Simon Critchley writes:
In Polemics, there are withering critiques and witty demolitions of the so-called war on terror, the invasion of Iraq, the bombardment of Serbia and the pantomime of parliamentary democracy, using the example of the French presidential elections of 2002. There is a delightful Swiftian satire on the Islamic headscarf affair and a denunciation of the racism that led to the riots in the banlieues late in 2005: ‘We have the riots we deserve.’ Badiou sees France as a politically ‘sick’ and ‘disproportionately abject country’ whose political reality is located not in the endlessly invoked republican ideal of the Revolution, but in the reaction against it. For Badiou, France is the country of Adolphe Thiers’s massacre of the Communards, Pétain’s collaboration with the Nazis and De Gaulle’s colonial wars.
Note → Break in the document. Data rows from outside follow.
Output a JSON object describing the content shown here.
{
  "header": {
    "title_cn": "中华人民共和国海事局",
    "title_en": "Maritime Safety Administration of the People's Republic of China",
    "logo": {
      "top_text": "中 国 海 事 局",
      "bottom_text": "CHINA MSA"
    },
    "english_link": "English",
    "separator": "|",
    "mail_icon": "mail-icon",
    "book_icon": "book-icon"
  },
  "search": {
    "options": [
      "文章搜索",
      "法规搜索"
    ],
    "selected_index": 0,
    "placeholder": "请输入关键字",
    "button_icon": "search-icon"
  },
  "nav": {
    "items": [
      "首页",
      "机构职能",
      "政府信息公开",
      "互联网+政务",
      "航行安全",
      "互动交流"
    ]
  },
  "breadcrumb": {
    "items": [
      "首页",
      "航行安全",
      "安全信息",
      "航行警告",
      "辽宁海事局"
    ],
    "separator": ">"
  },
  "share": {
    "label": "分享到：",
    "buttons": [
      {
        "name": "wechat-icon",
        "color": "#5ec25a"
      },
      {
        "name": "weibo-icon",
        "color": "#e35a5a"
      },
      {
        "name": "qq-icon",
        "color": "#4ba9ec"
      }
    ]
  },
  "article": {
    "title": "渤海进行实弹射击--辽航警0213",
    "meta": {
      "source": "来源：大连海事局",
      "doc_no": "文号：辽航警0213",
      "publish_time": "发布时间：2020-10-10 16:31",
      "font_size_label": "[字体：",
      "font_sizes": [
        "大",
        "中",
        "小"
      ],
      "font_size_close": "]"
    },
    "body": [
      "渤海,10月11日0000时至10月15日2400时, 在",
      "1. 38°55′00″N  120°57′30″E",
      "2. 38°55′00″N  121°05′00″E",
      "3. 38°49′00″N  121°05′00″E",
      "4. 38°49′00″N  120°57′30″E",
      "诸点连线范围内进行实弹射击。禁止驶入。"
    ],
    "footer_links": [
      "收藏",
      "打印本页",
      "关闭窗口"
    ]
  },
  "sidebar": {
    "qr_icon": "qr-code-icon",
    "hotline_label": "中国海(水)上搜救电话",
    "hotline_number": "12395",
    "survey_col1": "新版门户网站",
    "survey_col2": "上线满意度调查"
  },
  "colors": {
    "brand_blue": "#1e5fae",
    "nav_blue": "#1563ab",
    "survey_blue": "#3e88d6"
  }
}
In this context, the victory of Sarkozy is an affirmation of Pétainism and Le Penism, and a continuation of France’s long war against the enemy within.